■ Instructions for the task ■
Going through the data below, please show each line containing the string "Arch".

(Entries from a dataset of interfaces)
————————
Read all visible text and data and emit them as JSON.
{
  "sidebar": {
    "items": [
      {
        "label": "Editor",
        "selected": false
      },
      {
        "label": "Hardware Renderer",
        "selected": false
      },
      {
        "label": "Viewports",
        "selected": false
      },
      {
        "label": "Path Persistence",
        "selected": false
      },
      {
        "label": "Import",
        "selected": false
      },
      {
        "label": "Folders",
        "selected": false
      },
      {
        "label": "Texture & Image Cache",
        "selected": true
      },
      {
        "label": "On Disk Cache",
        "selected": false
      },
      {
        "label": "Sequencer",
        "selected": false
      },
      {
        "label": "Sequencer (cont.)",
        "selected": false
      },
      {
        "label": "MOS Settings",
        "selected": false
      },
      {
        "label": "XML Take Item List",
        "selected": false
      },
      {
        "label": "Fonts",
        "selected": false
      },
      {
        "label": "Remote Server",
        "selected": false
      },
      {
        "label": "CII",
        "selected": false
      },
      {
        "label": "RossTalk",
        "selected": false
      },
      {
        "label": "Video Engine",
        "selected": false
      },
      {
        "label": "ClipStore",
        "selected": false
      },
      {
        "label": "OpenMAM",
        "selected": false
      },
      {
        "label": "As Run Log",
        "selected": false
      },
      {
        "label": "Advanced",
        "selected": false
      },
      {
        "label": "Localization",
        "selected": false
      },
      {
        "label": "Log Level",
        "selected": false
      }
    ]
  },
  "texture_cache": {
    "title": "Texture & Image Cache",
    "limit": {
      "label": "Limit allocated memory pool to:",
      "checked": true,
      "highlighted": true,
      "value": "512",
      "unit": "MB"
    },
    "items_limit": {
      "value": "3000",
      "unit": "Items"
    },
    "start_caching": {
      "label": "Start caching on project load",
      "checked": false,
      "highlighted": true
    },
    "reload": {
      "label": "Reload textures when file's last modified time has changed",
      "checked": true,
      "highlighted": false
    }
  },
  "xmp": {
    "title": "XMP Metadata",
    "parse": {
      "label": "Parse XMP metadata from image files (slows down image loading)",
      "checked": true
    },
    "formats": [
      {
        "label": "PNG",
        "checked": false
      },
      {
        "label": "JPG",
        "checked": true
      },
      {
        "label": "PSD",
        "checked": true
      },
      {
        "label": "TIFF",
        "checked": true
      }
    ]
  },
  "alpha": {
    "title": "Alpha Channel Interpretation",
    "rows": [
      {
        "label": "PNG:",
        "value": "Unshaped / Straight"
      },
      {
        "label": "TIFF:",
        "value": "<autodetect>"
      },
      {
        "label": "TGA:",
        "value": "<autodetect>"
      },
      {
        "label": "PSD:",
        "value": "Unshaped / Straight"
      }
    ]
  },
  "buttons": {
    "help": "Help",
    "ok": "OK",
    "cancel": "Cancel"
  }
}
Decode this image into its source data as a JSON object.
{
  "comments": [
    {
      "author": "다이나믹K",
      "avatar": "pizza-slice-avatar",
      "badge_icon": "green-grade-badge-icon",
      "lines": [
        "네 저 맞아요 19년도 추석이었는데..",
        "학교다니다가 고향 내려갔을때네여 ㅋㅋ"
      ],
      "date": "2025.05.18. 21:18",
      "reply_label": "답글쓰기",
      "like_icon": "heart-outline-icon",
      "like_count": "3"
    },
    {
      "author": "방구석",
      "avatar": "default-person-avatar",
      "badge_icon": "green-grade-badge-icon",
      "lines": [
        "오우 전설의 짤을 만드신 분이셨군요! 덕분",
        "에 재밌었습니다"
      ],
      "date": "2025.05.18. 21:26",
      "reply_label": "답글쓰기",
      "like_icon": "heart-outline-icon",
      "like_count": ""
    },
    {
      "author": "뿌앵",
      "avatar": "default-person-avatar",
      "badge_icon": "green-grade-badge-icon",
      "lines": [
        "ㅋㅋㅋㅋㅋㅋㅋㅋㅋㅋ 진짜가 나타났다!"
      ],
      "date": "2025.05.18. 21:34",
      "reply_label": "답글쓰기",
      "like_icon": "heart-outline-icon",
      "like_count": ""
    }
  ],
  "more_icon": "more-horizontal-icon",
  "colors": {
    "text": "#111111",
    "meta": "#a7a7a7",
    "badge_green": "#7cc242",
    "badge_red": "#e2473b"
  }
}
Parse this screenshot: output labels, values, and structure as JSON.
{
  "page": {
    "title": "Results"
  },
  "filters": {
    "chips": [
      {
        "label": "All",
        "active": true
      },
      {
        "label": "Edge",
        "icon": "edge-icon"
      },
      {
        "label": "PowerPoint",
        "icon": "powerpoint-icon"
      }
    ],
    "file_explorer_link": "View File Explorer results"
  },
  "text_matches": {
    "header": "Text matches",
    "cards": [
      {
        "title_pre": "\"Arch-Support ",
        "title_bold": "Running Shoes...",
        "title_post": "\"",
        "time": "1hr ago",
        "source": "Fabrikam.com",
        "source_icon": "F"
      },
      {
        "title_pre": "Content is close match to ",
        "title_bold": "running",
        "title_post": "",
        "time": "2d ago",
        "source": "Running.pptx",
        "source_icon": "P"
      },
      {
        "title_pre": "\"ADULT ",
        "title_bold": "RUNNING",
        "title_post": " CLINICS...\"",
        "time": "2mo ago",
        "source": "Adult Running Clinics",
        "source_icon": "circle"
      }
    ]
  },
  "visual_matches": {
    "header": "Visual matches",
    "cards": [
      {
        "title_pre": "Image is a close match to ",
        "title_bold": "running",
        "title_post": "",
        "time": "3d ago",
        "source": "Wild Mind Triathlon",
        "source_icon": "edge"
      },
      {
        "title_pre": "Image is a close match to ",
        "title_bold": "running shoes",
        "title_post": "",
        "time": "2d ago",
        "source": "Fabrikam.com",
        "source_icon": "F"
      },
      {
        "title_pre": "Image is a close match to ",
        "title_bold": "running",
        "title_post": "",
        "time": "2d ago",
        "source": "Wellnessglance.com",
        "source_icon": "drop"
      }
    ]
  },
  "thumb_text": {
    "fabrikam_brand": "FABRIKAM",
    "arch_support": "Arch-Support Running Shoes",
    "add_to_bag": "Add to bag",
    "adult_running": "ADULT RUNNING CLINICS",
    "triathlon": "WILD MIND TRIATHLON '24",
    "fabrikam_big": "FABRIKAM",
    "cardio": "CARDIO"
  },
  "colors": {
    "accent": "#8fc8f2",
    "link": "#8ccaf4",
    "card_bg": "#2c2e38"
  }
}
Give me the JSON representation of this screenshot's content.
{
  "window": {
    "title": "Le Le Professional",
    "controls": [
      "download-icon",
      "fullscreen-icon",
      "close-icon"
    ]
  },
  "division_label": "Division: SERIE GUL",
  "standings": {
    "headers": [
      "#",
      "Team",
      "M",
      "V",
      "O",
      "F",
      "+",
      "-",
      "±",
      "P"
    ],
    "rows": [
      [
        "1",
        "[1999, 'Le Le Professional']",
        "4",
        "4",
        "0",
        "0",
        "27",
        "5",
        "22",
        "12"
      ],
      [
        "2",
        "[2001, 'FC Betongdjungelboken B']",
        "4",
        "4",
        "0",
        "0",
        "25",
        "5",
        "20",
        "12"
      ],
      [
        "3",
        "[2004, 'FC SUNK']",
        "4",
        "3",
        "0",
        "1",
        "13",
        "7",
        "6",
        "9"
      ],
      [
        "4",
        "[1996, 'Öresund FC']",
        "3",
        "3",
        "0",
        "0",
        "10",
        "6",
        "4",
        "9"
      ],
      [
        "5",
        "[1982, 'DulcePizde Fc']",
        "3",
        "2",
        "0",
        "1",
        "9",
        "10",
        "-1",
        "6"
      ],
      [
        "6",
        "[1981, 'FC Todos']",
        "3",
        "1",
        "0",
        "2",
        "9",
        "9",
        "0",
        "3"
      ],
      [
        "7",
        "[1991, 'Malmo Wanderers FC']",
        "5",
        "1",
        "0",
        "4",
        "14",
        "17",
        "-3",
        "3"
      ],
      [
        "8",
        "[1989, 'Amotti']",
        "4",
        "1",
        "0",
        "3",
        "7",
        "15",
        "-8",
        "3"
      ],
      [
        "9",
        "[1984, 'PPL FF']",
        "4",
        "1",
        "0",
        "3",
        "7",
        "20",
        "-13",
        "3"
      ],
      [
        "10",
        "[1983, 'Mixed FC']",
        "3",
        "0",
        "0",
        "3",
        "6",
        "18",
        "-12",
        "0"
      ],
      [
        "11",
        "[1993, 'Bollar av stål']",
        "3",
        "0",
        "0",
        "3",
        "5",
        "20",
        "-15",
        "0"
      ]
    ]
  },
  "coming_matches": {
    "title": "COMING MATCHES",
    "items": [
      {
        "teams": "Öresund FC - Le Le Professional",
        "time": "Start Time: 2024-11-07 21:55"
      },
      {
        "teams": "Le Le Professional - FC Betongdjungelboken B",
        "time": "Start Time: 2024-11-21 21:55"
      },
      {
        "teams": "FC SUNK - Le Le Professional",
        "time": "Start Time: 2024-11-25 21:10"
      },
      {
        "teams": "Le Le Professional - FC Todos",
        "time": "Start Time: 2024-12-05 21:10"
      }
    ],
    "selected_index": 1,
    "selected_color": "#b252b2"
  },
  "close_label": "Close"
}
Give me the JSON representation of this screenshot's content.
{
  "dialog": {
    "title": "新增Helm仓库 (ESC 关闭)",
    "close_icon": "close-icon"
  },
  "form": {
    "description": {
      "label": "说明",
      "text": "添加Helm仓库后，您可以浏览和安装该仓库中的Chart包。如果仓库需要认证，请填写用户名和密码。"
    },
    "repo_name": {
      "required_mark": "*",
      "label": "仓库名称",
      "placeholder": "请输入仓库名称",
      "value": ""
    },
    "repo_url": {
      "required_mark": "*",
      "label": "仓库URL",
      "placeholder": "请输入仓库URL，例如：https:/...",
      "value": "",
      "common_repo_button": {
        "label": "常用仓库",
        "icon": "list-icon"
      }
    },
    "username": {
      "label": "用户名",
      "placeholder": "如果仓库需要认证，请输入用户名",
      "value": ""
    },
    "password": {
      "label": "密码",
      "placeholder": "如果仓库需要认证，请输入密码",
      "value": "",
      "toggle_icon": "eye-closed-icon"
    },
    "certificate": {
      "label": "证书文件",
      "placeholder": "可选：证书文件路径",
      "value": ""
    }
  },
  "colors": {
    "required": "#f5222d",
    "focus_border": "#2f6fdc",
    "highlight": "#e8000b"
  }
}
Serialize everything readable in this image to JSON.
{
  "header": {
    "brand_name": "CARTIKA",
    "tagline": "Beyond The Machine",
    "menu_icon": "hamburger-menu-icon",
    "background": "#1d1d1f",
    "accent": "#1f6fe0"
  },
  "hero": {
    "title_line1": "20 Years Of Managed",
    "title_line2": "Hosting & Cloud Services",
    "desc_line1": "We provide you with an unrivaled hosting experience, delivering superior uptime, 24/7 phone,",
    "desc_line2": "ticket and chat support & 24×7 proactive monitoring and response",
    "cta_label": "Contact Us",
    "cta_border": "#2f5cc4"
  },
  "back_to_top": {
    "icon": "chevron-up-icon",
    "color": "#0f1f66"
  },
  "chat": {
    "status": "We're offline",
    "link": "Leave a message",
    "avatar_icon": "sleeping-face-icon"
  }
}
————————
■ Response ■
        "title_pre": "\"Arch-Support ",
    "arch_support": "Arch-Support Running Shoes",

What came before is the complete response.